If you’re looking for a way to lose some weight, you’ve probably heard of the Mediterranean diet. Popularized by nutritionists Ancel Keys and Frank E. Pagano, it’s been referred to as the “healthy diet that beats the diets ike (sic) typical of Northern Italy.” While there’s no denying that the diet has had some positive effects on peoples’ lives (lower rates of heart disease, diabetes, and cancer), it’s also had a lot of criticism. For example, some claim that it isn’t actually all that healthy. And what’s more, the diet has been known to contain some highly undesirable foods that aren’t found in most people’s dietary needs (like capers and olives).
Is It Actually Healthy?
To start, the Mediterranean diet encourages eating foods that are high in fiber and complex carbohydrates. But without taking into account the specific needs of athletes, it’s quite clear that these are not the types of foods that could help you shed those extra pounds. In fact, while it may be easy to consume large quantities of pasta and rice, these types of foods don’t provide your body with the necessary nutrients needed to sustain peak athletic performance. So don’t expect to achieve your athletic goals while on the diet.
On the subject of nutrients, it’s important to point out that there are certain foods that are more nutritious than others. For instance, dark leafy greens contain high amounts of nutrients like Vitamin A, Vitamin C, and iron. But because they’re also high in calories (about 100 calories per cup), it’s better to eat them infrequently (about once per week). Similarly, avocadoes are a great source of healthy fats and nutrients but have the disadvantage of being relatively high in calories (about 185 calories per medium fruit). So, again, eating avocadoes frequently could lead to weight gain.
What About The Unhealthiness Of Capers And Olives?
One of the criticisms that has been leveled at the Mediterranean diet is that it contains too many unhealthy foods. Specifically, when you look at the nutrient density of these foods, it’s quite clear that they aren’t suitable for everyone. The presence of these foods puts you at risk for certain health problems (like high cholesterol and heart disease) that aren’t desirable. This is why nutritionists generally recommend avoiding or limiting their intake whenever possible. So if you’re wondering whether or not these foods are actually healthy, the answer is, “it depends.” The problem is that you have to take into account the specifics of your own needs. In some cases, it would be wise to avoid these foods altogether. In other cases, it might be healthier to have some capers or olives in your diet. It’s something to consider and it’s not a baseless accusation that these foods are unhealthy. If you’ve been on the diet and feel that you’ve seen improvements in your health, then it might be worth considering whether or not these foods were actually responsible for those improvements.
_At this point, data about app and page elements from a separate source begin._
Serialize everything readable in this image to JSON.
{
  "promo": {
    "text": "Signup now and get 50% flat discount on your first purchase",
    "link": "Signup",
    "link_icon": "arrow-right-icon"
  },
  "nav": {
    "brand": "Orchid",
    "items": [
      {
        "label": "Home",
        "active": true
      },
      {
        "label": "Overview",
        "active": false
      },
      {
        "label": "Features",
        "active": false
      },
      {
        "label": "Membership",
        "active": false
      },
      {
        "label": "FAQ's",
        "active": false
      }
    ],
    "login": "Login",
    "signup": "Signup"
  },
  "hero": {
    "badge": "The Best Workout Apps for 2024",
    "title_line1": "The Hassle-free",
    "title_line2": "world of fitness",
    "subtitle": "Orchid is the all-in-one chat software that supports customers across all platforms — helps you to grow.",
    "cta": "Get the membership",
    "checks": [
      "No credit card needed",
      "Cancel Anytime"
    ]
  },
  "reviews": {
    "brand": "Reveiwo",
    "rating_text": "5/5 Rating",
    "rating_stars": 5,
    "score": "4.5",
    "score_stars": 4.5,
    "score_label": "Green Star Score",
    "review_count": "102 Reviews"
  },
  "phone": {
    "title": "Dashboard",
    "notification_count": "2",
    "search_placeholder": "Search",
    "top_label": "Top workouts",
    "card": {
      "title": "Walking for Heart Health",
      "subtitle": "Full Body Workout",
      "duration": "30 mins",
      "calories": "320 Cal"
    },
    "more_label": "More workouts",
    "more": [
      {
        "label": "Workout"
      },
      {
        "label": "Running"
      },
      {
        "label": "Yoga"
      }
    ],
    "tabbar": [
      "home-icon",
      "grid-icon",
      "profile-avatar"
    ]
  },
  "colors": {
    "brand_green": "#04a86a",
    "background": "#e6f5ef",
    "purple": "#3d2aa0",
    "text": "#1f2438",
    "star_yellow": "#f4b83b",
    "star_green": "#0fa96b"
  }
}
At the end of the day, there’s no one-size-fits-all approach when it comes to losing weight. You have to take into consideration your own personal needs and fitness level. However, there are some guidelines that you can follow that, perhaps, will assist you in your quest for healthier living. For example, you should avoid eating refined grains and sugars, in addition to avoiding foods containing artificial ingredients. Furthermore, it might be a good idea to consult with a nutritionist or dietician to get some personalized advice about your unique nutritional needs and how to meet them.